Eating Your Young

“Businesses that challenge established organisations are willing to ‘eat their young;’ they recognise that if they don’t someone else will whether they like it of not”…Clent Richardson, ex VP Worldwide Developer Relations & Solutions Marketing, Apple Inc.

This is a really powerful statement and those that don’t heed it will be eaten themselves. Businesses that stand still and try to protect what they’ve got will be left wondering what happened.

History is riddled with examples of organisations who failed to take advantage of opportunities for fear of cannibalising existing business. Two classic examples are:

  • Kodak, who could have had the jump on the digital camera market but were worried about losing the cash cow that was the film business
  • Sony, who were innovators in mobile music with the Walkman and should have made a huge impact in portable digital music, but could not resolve the conflict this created with their music distribution business.

Apple didn’t have this problem when they launched the iPhone. Even knowing that the new product would consume large chunks of the iPod market, they didn’t hold back – pushing forward with new products that challenge the market status quo is part of Apple’s DNA. And the business model they had created through the iTunes Store made it that much easier to eat the iPod.

Many businesses still base their marketing and product planning around the Growth Share Matrix developed by Boston Consulting in the 70’s. This tends to make businesses reluctant to ‘eat their young’ as they try to milk the Cash Cows for all they’re worth, often at the expense of developing their Stars.

Businesses today need to be continually looking for ways to challenge their competitors and themselves. If we try to always protect what we have we’ll soon find out we have nothing to protect. We need to step outside our comfort zone or be left behind.
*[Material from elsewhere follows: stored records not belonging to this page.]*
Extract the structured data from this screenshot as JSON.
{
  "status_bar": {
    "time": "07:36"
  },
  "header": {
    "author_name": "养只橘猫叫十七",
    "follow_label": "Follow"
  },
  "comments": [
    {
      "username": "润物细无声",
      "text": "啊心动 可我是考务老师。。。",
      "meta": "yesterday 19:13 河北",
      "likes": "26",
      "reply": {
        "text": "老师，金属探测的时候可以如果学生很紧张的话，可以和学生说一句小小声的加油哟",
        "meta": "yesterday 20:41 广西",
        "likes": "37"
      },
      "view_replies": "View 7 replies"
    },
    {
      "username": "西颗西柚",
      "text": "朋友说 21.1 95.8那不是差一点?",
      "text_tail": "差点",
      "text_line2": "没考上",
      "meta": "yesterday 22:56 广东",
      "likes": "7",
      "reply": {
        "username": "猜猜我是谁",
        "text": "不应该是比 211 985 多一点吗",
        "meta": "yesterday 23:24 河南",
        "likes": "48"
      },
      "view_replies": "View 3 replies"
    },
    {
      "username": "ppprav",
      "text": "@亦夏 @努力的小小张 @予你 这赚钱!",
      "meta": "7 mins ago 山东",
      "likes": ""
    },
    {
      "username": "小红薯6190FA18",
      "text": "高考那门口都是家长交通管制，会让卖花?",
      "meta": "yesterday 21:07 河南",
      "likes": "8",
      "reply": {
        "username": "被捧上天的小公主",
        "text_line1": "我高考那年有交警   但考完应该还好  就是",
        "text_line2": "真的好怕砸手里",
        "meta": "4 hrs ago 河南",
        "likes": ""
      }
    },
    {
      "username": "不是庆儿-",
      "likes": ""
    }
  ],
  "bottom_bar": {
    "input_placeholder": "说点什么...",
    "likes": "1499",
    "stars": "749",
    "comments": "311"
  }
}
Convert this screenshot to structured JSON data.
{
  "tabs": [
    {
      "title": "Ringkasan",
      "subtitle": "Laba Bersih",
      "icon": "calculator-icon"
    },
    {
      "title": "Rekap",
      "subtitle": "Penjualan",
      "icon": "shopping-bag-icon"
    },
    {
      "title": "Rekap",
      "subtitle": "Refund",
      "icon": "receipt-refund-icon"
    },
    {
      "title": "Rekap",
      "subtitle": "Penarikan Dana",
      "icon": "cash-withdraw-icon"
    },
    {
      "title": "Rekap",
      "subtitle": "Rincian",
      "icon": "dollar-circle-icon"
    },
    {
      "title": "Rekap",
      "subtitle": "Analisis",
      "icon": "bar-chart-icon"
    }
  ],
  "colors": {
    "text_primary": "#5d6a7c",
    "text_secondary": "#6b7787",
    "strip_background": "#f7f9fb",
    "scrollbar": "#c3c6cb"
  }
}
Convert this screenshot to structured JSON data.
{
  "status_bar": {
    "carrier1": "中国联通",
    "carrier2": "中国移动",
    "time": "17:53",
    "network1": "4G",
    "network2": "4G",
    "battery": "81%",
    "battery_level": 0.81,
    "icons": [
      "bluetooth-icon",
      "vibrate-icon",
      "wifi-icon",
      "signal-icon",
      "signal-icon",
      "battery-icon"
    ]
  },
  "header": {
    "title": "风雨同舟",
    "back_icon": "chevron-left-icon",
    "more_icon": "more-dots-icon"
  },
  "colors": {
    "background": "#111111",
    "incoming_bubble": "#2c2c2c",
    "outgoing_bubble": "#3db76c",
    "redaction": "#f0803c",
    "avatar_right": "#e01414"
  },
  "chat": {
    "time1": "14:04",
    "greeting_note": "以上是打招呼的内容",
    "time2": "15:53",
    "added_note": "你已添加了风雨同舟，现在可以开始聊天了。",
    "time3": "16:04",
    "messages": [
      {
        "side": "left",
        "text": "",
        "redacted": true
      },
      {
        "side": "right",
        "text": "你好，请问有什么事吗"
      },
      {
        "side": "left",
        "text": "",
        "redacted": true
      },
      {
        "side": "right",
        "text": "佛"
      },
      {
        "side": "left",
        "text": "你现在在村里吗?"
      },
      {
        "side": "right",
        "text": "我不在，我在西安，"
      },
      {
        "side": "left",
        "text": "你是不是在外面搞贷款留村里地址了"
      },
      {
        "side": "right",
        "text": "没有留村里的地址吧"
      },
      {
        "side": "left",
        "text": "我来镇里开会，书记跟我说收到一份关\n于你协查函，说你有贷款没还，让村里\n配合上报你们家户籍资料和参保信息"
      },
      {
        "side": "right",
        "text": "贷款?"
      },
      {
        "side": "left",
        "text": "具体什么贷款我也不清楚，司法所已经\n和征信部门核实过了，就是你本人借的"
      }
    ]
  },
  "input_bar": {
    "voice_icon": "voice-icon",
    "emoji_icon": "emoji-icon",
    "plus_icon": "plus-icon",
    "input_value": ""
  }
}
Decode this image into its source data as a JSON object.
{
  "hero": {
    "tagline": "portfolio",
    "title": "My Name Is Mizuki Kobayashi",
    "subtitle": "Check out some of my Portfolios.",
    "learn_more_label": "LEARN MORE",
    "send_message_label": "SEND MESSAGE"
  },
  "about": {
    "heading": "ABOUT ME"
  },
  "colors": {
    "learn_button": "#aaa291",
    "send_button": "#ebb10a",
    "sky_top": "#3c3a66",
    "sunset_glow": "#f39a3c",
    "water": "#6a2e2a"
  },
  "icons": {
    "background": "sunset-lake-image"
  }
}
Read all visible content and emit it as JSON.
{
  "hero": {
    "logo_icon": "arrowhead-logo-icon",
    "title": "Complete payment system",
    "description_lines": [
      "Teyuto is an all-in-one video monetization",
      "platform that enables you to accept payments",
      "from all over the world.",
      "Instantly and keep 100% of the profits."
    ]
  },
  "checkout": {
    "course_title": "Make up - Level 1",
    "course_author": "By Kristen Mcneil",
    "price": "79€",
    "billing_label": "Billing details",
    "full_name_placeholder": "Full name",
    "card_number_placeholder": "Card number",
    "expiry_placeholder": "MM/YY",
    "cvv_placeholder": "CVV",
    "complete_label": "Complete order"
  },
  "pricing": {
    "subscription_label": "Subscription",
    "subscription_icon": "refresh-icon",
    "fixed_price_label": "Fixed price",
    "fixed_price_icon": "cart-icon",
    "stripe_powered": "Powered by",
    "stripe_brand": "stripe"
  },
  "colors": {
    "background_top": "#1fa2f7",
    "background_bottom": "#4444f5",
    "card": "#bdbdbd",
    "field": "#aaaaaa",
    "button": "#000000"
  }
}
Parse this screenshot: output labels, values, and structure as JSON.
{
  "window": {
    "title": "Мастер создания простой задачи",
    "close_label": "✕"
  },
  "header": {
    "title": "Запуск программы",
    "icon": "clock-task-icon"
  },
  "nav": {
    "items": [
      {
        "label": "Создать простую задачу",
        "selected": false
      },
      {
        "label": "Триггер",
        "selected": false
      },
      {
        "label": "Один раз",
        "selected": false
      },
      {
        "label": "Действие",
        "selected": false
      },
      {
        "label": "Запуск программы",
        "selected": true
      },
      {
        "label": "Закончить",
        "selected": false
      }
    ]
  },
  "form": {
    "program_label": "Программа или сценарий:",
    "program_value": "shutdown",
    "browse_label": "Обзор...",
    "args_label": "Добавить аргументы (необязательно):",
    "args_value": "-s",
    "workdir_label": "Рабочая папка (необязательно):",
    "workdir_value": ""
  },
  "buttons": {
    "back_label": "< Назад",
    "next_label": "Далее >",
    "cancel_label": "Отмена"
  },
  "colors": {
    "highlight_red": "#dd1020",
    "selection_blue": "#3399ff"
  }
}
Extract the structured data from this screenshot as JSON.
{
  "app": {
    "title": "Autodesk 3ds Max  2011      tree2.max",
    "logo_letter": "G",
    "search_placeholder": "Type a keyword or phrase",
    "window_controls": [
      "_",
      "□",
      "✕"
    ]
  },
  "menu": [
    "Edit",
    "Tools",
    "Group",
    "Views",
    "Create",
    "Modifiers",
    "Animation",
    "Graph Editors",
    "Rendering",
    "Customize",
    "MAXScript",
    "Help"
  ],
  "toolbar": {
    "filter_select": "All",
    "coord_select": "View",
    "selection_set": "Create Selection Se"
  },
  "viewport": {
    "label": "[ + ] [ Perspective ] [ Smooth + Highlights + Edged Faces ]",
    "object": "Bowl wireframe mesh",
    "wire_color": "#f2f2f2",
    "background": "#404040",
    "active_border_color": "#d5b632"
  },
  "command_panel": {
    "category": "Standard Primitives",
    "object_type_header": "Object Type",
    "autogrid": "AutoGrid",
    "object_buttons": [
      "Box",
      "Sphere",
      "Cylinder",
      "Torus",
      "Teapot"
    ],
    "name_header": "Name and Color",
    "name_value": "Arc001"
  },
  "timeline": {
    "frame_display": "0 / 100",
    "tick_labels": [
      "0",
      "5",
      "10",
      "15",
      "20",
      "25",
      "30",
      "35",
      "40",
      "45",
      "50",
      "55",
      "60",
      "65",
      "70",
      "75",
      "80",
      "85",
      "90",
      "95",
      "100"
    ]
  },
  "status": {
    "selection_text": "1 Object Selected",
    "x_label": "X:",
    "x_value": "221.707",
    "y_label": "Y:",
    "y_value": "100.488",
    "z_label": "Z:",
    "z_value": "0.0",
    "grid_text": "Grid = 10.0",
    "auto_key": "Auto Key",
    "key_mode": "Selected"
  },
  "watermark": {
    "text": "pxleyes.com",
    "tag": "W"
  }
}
(Thanks to Khurshed Dehnugara & Claire Genkai Breeze for providing me inspiration through their book ‘The Challenger Spirit’ – destined to be a classic in management reading)